I’m pretty sure everyone has a fig newton memory.
Not necessarily a good one, mind you, but I’m sure there’s at least one stored away in those memory banks. Mine happen to be a positive ones… I looooved those little figgy cookies growing up. I liked to eat around the cakey outside first, and then eat the middle with tiny little nibbles (Strangely enough I did that with Madeline cookies too, I see a trend here?!). But probably if you’d have asked me if I liked figs, I would have turned my nose up in an unbridled look of disgust. Because I did I associate figs with fig newtons? Absolutely not. Does a fresh fig taste like the interior of a fig newton? Um… no.
Luckily for me, liking figs had nothing to do with liking fig newtons. I was fairly well supplied with fig newtons as a child, and even into college when I became obsessed with the Whole Foods version of “healthier” figgy bars (and my mom would nicely send a box of them in my freshman care packages). I’m pretty sure I hadn’t eaten a real fig until I was (gasp) OUT of college. Whoops. Definitely didn’t do that on purpose. Hey, in my defense, I didn’t cross paths with figs very often (until now).
Oh fig newtons, how full of processed crap you are! I want to like them from a nostalgic point of view, but seriously?! I tried a bite of one a while ago and almost spat it out. Fact: they taste like cardboard. Thanks, five kinds of corn syrup… you might enable these to last through the apocalypse, but you can’t make them taste like food! Oh wait. That’s right, they’re a food product, not a food.
Lucky for you. THESE taste even better than a fig newton AND they’re made from real food and things you can pronounce. Wheeee!
Vegan Figgy Bars
I got about 20 little bars out of this, that were slightly bigger than a conventional fig newton. Vegan, refined sugar free, and gluten free. What’s not to like? Oh and right, they’re delicious. Recipe slightly adapted from The Iron You, here!
- 1.25 c almond flour
- 1/4 tsp sea salt
- 1/4+1/8 c maple syrup
- 1/8 c refined coconut oil, melted
- 1/2 tbsp vanilla extract
- 1/2 c (a good handful) dried figs*
- 1/8 c lemon juice
- 2 dates, chopped
- 1 tbsp peach jam**
- 1/2 tbsp vanilla extract
*my figs were SO dry, they were like small pebbles. I reconstituted them in a bit of boiling water for about 10 minutes, which made them soft enough not to kill my food processor.
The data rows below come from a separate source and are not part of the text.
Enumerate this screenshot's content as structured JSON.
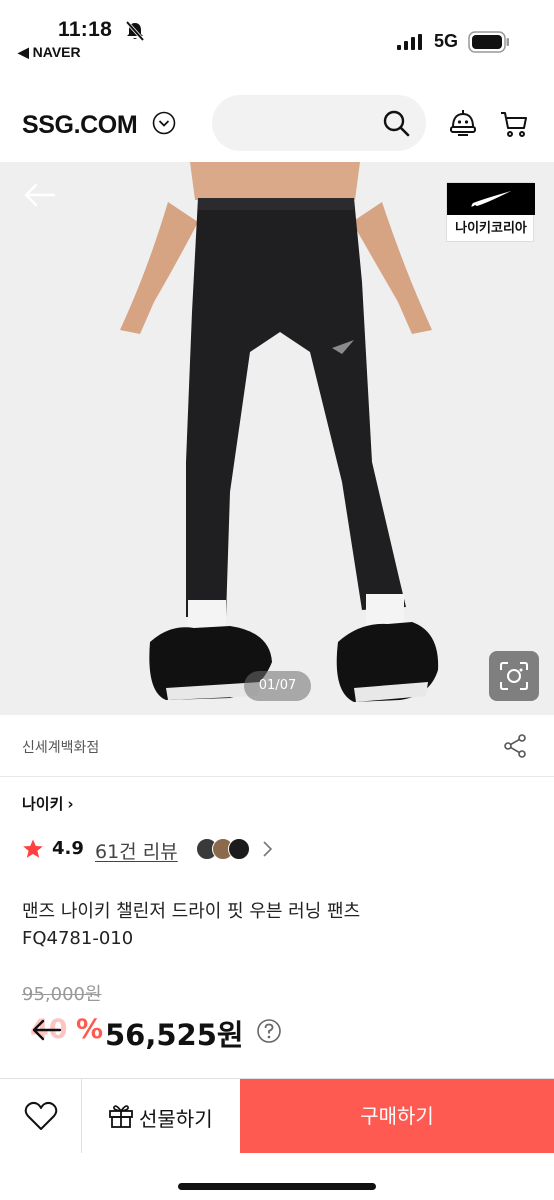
{
  "status_bar": {
    "time": "11:18",
    "back_app": "◀ NAVER",
    "network": "5G"
  },
  "header": {
    "logo": "SSG.COM",
    "search_placeholder": ""
  },
  "product_image": {
    "badge_text": "나이키코리아",
    "counter": "01/07"
  },
  "seller": {
    "name": "신세계백화점"
  },
  "brand": {
    "label": "나이키",
    "chevron": "›"
  },
  "rating": {
    "value": "4.9",
    "reviews": "61건 리뷰"
  },
  "product": {
    "title_line1": "맨즈 나이키 챌린저 드라이 핏 우븐 러닝 팬츠",
    "title_line2": "FQ4781-010"
  },
  "price": {
    "original": "95,000원",
    "discount_rate": "40",
    "discount_symbol": "%",
    "sale": "56,525원"
  },
  "bottom_bar": {
    "gift_label": "선물하기",
    "buy_label": "구매하기"
  },
  "colors": {
    "accent": "#ff5a52",
    "star": "#ff4040",
    "text": "#111111"
  }
}
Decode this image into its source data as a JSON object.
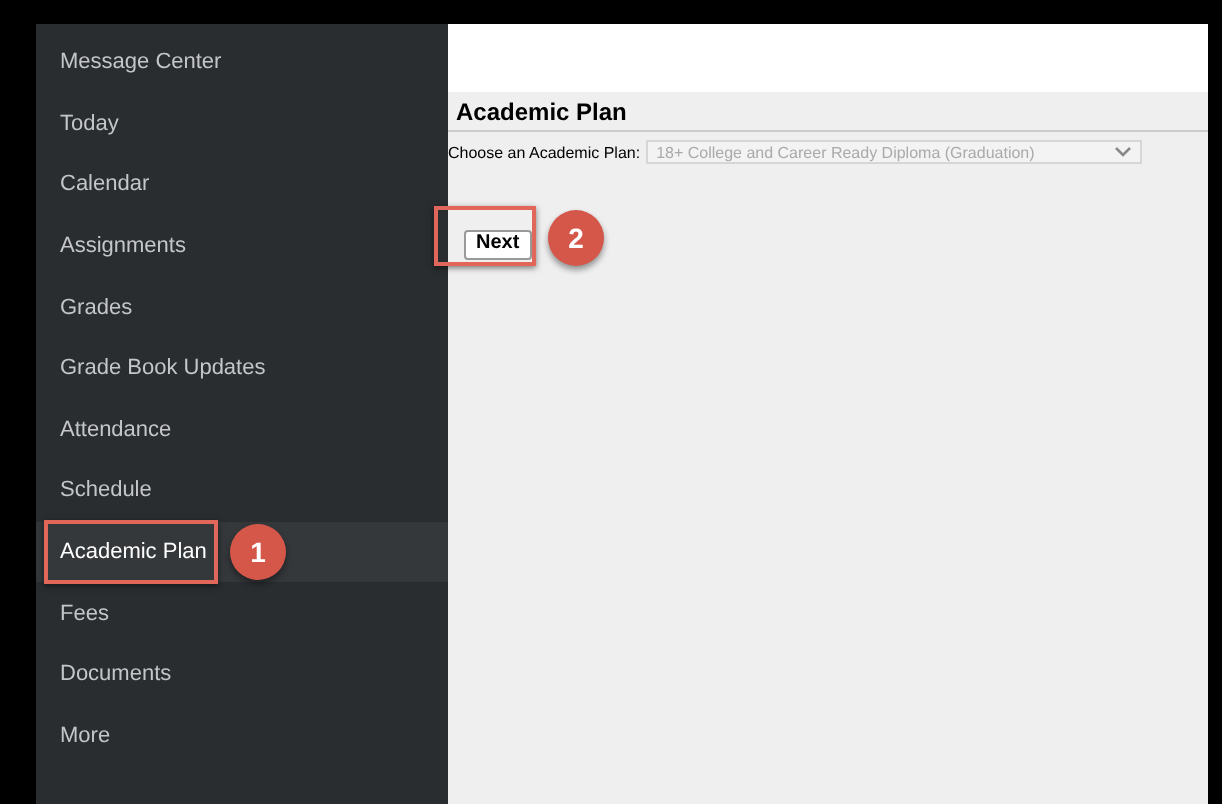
{
  "sidebar": {
    "items": [
      {
        "label": "Message Center",
        "selected": false
      },
      {
        "label": "Today",
        "selected": false
      },
      {
        "label": "Calendar",
        "selected": false
      },
      {
        "label": "Assignments",
        "selected": false
      },
      {
        "label": "Grades",
        "selected": false
      },
      {
        "label": "Grade Book Updates",
        "selected": false
      },
      {
        "label": "Attendance",
        "selected": false
      },
      {
        "label": "Schedule",
        "selected": false
      },
      {
        "label": "Academic Plan",
        "selected": true,
        "callout": "1"
      },
      {
        "label": "Fees",
        "selected": false
      },
      {
        "label": "Documents",
        "selected": false
      },
      {
        "label": "More",
        "selected": false
      }
    ]
  },
  "main": {
    "title": "Academic Plan",
    "plan_label": "Choose an Academic Plan:",
    "plan_select": {
      "value": "18+ College and Career Ready Diploma (Graduation)",
      "disabled": true
    },
    "next_button": {
      "label": "Next",
      "callout": "2"
    }
  }
}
**mine was flat peach, raspberry and vanilla (freaking delicious), courtesy of Anna!! Her blog is over here.
In a largeish bowl, combine almond flour and salt. In a slightly smaller bowl, stir together maple syrup, melted coconut oil, and vanilla extract. Add wet ingredients to dry, and stir until combined. The batter will be super runny, which is okay! Cover the bowl and pop it into the fridge for at least an hour, to let it solidify a bit.
In the bowl of your food processor, process figs until they’re more like a chunky paste. Add in lemon juice, dates, jam, and vanilla, and blend until combined. I tasted mine a few times along the way and adjusted as I went. Set the filling aside until the dough is done.
Preheat oven to 350, and line a baking sheet with parchment paper. Using two separate sheets of parchment, roll out the dough to about 1/4″ thickness. Use a knife to divide it into two roughly even rectangles, then spread the filling down the dough, slightly off center so there is enough dough to cover it back up. Use the parchment paper to roll the dough back over the filling, pressing the edges and the ends together to seal it off. Make them look pretty by smoothing with your fingers (you’re all alone in the kitchen, who’s to see?!)… then pop them into the oven for about 20-25 minutes, until they begin to brown. They should feel slightly firm to the touch in the center when they’re done. Let cool on the baking sheet before moving them, as they’re slightly delicate before they’re cooled. These keep best in the fridge!
2 Replies to “Fig Newtons don’t have figs in them… do they?!”
They look gorgeous. Can’t wait to try them myself :-)
Thanks!! Yes you should, they’re worth it :)